◆ **GOAL OF THE EXERCISE**
Read through the listing below and return only the lines containing "JSON".
══ MATERIAL TO PROCESS ══
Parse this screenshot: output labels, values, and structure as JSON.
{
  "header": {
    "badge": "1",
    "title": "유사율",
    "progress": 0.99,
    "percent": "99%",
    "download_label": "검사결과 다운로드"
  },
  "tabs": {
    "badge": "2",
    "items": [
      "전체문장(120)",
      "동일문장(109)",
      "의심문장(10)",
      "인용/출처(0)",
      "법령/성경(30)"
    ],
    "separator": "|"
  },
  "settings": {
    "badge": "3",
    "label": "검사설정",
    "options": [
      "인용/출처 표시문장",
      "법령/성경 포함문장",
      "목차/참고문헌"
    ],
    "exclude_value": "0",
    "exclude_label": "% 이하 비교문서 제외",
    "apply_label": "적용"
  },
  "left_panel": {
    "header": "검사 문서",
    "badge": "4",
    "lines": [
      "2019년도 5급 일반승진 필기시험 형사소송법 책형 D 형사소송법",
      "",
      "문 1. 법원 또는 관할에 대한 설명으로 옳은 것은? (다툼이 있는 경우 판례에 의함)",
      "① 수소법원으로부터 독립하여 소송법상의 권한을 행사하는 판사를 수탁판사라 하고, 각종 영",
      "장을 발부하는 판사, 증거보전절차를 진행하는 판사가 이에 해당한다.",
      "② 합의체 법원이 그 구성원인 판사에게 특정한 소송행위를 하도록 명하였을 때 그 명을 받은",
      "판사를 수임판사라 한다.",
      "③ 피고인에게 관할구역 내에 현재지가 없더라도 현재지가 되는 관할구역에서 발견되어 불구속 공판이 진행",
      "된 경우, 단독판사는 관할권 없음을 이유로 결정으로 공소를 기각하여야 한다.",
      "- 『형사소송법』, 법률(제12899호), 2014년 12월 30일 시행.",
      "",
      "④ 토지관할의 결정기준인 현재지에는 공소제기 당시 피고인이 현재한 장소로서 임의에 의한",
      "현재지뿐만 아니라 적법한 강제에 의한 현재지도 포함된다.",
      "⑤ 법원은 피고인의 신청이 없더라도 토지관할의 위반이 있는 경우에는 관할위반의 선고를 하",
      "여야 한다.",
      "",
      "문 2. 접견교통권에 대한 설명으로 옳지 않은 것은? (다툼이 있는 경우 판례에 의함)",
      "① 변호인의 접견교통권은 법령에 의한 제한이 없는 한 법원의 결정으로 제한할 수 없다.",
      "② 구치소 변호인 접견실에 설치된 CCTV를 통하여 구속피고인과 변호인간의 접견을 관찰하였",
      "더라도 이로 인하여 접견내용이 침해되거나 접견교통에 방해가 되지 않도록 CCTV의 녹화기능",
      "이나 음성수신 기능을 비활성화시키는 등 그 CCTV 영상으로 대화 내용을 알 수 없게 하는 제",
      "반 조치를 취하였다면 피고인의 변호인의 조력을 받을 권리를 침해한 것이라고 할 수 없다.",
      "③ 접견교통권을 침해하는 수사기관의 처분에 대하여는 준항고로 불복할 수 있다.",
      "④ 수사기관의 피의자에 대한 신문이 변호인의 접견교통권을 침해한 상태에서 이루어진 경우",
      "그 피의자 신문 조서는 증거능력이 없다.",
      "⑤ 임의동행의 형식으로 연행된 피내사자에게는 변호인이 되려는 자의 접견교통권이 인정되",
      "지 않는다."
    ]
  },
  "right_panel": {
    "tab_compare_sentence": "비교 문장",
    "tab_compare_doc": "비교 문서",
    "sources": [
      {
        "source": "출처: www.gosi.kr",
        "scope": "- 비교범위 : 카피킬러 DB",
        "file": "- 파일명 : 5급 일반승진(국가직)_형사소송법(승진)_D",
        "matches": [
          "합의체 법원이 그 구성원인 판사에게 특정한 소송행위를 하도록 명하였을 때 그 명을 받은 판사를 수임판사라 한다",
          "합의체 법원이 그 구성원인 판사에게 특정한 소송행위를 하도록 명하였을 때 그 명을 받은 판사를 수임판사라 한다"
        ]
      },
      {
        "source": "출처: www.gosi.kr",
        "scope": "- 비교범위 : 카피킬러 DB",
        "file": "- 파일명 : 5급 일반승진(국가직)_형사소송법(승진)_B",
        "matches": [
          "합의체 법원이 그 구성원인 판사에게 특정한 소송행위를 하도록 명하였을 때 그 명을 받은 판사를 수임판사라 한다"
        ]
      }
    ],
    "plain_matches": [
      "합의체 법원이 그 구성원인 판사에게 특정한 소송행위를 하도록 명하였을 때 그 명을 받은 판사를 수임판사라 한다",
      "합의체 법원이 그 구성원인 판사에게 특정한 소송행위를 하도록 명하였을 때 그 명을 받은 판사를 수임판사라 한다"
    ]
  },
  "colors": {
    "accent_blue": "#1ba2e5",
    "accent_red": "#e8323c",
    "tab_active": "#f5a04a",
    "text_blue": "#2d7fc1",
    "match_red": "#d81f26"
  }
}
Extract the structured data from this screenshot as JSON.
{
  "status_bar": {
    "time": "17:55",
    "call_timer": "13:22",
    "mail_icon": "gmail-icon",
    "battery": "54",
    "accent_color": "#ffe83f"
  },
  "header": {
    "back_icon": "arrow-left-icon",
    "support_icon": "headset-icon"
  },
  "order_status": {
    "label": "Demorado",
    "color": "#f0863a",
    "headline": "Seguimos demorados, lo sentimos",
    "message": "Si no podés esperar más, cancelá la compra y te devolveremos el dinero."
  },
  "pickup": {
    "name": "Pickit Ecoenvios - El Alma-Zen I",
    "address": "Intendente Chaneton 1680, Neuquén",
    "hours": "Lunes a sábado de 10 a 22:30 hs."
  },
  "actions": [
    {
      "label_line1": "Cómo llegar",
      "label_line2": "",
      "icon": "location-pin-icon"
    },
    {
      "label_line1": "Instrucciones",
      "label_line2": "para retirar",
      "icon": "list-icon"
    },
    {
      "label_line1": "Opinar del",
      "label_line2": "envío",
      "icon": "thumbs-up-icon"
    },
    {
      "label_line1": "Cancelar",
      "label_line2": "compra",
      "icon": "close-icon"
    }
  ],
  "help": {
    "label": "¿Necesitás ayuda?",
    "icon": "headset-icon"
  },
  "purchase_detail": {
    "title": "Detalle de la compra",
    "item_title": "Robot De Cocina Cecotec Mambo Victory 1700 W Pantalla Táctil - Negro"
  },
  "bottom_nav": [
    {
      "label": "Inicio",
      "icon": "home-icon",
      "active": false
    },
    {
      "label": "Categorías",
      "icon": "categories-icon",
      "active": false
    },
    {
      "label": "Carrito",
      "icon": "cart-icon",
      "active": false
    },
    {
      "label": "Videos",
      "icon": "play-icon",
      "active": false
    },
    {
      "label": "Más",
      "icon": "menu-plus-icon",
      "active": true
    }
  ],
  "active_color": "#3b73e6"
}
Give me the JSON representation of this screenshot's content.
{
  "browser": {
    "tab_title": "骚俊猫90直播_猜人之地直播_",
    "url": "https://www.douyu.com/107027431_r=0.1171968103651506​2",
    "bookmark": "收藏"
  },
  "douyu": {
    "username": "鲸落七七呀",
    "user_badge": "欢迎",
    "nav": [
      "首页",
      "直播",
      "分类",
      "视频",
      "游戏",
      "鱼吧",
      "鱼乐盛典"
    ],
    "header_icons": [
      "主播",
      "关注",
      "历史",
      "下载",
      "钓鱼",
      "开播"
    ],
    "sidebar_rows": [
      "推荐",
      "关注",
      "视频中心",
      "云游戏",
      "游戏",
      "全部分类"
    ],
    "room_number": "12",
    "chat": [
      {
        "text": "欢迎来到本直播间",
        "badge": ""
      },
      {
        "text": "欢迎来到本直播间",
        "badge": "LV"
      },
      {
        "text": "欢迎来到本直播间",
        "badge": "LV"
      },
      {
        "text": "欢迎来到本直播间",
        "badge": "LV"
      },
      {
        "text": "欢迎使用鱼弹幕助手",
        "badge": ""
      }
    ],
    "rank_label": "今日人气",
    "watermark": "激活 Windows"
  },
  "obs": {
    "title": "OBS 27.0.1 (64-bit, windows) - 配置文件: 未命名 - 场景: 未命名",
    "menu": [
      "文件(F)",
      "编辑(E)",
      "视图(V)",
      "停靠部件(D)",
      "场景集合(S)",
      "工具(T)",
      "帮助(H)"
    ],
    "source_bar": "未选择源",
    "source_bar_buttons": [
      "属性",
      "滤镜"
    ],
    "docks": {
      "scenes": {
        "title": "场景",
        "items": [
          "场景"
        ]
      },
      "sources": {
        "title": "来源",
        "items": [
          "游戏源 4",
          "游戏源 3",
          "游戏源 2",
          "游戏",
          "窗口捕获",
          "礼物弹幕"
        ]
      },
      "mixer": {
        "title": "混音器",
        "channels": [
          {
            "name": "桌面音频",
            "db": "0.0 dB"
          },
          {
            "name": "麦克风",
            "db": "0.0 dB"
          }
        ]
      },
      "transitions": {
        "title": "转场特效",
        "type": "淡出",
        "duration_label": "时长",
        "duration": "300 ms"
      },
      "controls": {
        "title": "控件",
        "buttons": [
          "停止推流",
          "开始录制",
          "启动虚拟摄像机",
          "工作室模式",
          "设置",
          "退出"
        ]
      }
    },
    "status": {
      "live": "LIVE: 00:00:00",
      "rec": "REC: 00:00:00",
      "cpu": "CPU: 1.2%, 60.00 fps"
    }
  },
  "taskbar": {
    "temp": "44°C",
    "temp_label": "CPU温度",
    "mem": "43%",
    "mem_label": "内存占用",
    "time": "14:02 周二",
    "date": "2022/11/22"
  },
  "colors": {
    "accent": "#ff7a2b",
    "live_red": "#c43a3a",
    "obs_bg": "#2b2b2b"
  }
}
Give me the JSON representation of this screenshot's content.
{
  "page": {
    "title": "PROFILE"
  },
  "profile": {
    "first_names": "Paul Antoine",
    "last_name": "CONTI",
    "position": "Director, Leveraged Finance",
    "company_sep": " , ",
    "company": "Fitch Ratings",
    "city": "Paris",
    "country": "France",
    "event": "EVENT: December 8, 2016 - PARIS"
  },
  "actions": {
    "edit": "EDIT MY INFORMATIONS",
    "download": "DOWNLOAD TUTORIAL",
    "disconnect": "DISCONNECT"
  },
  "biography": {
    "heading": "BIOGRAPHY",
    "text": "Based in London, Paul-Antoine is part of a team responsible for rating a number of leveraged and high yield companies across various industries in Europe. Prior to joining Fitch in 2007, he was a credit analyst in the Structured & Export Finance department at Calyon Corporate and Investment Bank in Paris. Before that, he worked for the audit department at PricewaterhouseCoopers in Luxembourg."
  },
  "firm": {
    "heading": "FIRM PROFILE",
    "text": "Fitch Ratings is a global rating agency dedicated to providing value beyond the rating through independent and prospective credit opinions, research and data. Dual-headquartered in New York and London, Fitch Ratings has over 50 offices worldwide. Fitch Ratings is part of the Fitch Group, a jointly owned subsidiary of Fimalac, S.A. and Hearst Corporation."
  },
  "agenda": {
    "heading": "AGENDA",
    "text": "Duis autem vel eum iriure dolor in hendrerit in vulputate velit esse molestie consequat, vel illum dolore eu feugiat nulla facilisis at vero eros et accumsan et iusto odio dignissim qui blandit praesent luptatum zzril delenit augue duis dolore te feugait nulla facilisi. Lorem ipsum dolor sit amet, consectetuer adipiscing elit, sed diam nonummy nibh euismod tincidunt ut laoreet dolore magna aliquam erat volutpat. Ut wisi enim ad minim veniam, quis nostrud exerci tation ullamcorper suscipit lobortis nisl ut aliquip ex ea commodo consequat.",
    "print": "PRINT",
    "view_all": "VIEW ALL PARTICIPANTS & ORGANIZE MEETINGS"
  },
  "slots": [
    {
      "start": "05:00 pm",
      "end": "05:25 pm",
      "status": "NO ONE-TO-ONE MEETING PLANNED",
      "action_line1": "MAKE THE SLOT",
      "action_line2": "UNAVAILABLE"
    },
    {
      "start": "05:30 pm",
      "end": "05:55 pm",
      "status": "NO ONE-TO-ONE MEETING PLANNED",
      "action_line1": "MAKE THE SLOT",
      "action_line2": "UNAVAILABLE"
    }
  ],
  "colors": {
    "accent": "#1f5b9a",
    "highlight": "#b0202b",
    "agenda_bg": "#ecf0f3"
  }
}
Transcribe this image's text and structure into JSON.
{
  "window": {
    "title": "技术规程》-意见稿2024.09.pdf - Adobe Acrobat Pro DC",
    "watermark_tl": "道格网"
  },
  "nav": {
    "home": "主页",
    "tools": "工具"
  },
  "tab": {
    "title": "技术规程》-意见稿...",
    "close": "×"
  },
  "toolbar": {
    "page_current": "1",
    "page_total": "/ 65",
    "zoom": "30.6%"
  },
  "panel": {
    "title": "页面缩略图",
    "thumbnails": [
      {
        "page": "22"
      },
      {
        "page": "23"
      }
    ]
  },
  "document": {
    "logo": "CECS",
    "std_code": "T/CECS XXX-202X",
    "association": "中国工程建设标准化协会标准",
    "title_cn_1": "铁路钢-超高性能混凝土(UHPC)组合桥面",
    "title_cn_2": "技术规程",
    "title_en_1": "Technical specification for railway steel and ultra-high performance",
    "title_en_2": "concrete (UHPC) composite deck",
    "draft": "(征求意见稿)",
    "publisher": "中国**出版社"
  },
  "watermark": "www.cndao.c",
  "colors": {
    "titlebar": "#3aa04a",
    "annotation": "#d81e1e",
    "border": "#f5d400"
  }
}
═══
◆ **REPLY TO THE EXERCISE**
Parse this screenshot: output labels, values, and structure as JSON.
Extract the structured data from this screenshot as JSON.
Give me the JSON representation of this screenshot's content.
Give me the JSON representation of this screenshot's content.
Transcribe this image's text and structure into JSON.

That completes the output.